The best part was the parting of the Red Sea. The animation was just astounding (especially with the whale swimming in the columns of water) and with the swell of perfectly placed music I couldn’t help but be choked up.
And of course, it is always great to listen to Brian Stokes Mitchell. He has such an amazing voice.
All-in-all a great thought-provoking film.
Posted by Victorya at 1:03 PM
I missed Sunday!
Actually, I tried in the morning but my net wasn't too happy (dial-up) then I got caught up in things (cleaned my bedroom, yeah!)
So now to clean house on the blog :)
Amel from Amel's Realm gave me the Blogging Star Award, and on the day of one of my hardest to write posts!
I bestow it to:
Rachelle of Pasture Musings for many many reasons, but people really should check out her adventures in Alpaca land! It's a rollercoaster of a read, with a lot of sweet fuzzies in the mix.
Carol Cooper for just awesomeness, I love her blog and support
and Chewy, definately an inspiration as I continue my blogging.
Amel has also bestowed on my a wonderful award, the I <3>
After her death, I went to two different therapists.

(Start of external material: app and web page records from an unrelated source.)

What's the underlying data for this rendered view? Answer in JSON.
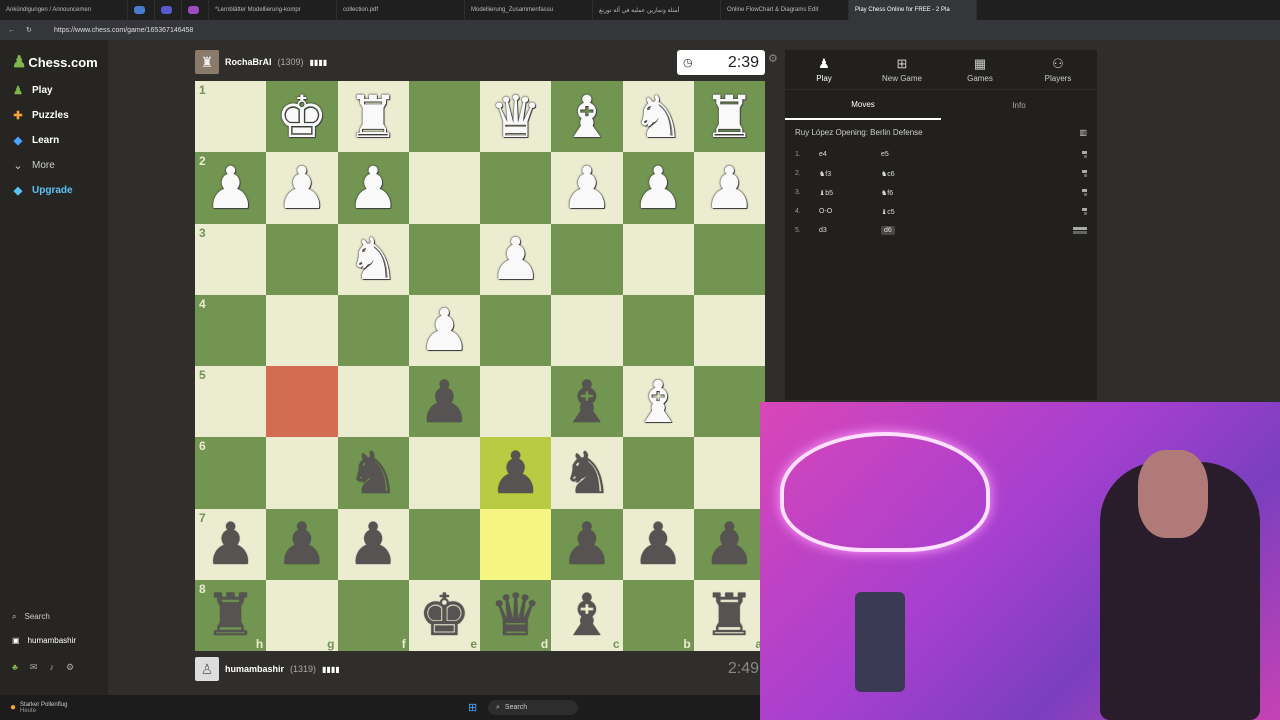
{
  "browser": {
    "tabs": [
      "Ankündigungen / Announcemen",
      "",
      "",
      "",
      "*Lernblätter Modellierung-kompr",
      "collection.pdf",
      "Modellierung_Zusammenfassu",
      "أمثلة وتمارين عملية في آلة تورنغ",
      "Online FlowChart & Diagrams Edit",
      "Play Chess Online for FREE - 2 Pla"
    ],
    "url": "https://www.chess.com/game/165367146458"
  },
  "sidebar": {
    "logo": "Chess.com",
    "items": [
      {
        "label": "Play",
        "icon": "play-icon"
      },
      {
        "label": "Puzzles",
        "icon": "puzzle-icon"
      },
      {
        "label": "Learn",
        "icon": "learn-icon"
      },
      {
        "label": "More",
        "icon": "chevron-down-icon"
      },
      {
        "label": "Upgrade",
        "icon": "diamond-icon"
      }
    ],
    "search_label": "Search",
    "user": "humambashir"
  },
  "top_player": {
    "name": "RochaBrAI",
    "rating": "(1309)",
    "clock": "2:39"
  },
  "bottom_player": {
    "name": "humambashir",
    "rating": "(1319)",
    "clock": "2:49"
  },
  "board": {
    "orientation": "black",
    "ranks": [
      "1",
      "2",
      "3",
      "4",
      "5",
      "6",
      "7",
      "8"
    ],
    "files": [
      "h",
      "g",
      "f",
      "e",
      "d",
      "c",
      "b",
      "a"
    ],
    "rows": [
      [
        "",
        "wK",
        "wR",
        "",
        "wQ",
        "wB",
        "wN",
        "wR"
      ],
      [
        "wP",
        "wP",
        "wP",
        "",
        "",
        "wP",
        "wP",
        "wP"
      ],
      [
        "",
        "",
        "wN",
        "",
        "wP",
        "",
        "",
        ""
      ],
      [
        "",
        "",
        "",
        "wP",
        "",
        "",
        "",
        ""
      ],
      [
        "",
        "",
        "",
        "bP",
        "",
        "bB",
        "wB",
        ""
      ],
      [
        "",
        "",
        "bN",
        "",
        "bP",
        "bN",
        "",
        ""
      ],
      [
        "bP",
        "bP",
        "bP",
        "",
        "",
        "bP",
        "bP",
        "bP"
      ],
      [
        "bR",
        "",
        "",
        "bK",
        "bQ",
        "bB",
        "",
        "bR"
      ]
    ],
    "highlight": [
      [
        5,
        4
      ],
      [
        6,
        4
      ]
    ],
    "marked": [
      4,
      1
    ]
  },
  "panel": {
    "tabs": [
      {
        "label": "Play",
        "icon": "play-icon"
      },
      {
        "label": "New Game",
        "icon": "plus-icon"
      },
      {
        "label": "Games",
        "icon": "games-icon"
      },
      {
        "label": "Players",
        "icon": "players-icon"
      }
    ],
    "subtabs": [
      "Moves",
      "Info"
    ],
    "opening": "Ruy López Opening: Berlin Defense",
    "moves": [
      {
        "num": "1.",
        "white": "e4",
        "black": "e5"
      },
      {
        "num": "2.",
        "white": "♞f3",
        "black": "♞c6"
      },
      {
        "num": "3.",
        "white": "♝b5",
        "black": "♞f6"
      },
      {
        "num": "4.",
        "white": "O-O",
        "black": "♝c5"
      },
      {
        "num": "5.",
        "white": "d3",
        "black": "d6"
      }
    ]
  },
  "taskbar": {
    "weather_title": "Starker Pollenflug",
    "weather_sub": "Heute",
    "search": "Search"
  }
}
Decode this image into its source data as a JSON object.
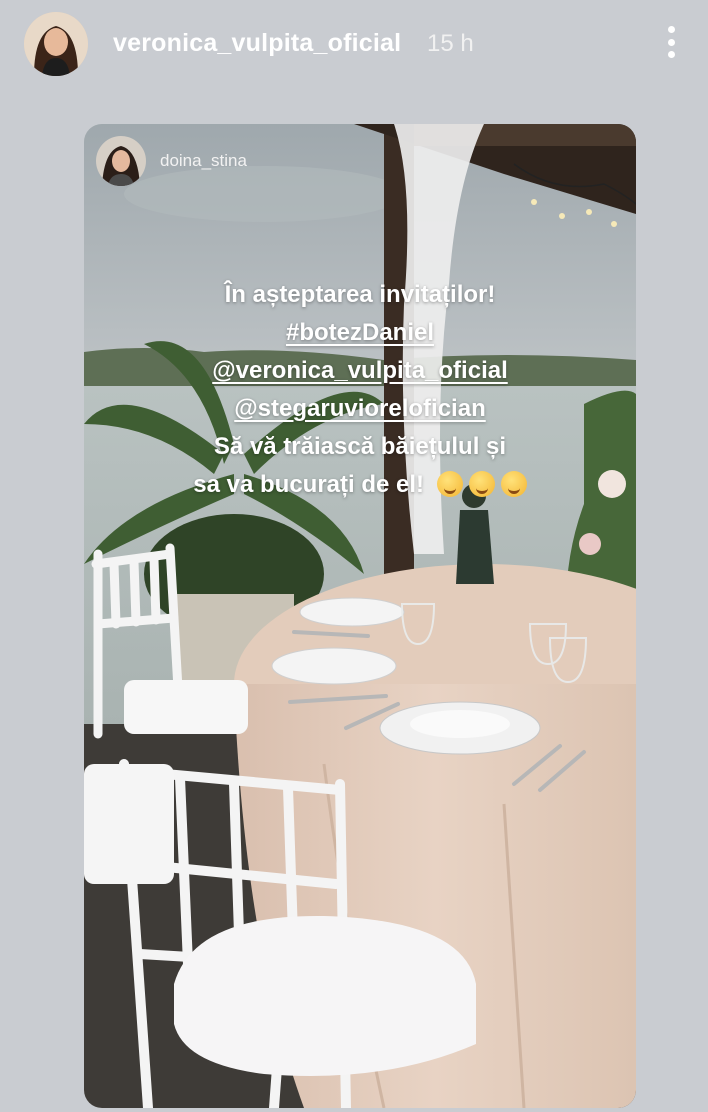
{
  "header": {
    "username": "veronica_vulpita_oficial",
    "time": "15 h",
    "more_icon": "more-vertical-icon"
  },
  "story": {
    "repost_username": "doina_stina",
    "caption": {
      "line1": "În așteptarea invitaților!",
      "hashtag": "#botezDaniel",
      "mention1": "@veronica_vulpita_oficial",
      "mention2": "@stegaruviorelofician",
      "line5": "Să vă trăiască băiețulul și",
      "line6": "sa va bucurați de el!",
      "emojis": "hugging-face-icon x3"
    }
  },
  "colors": {
    "background": "#c9ccd1",
    "text": "#ffffff",
    "tablecloth": "#e6cfbd"
  }
}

One, a grief counselor specializing in the human/animal bond and the other one of the leaders in interpersonal therapy who dealt mostly with dysthymia (constant low-grade depression). Both agreed: She was my real mother.
Warning: This video may be disturbing to some. It's of one of her last days.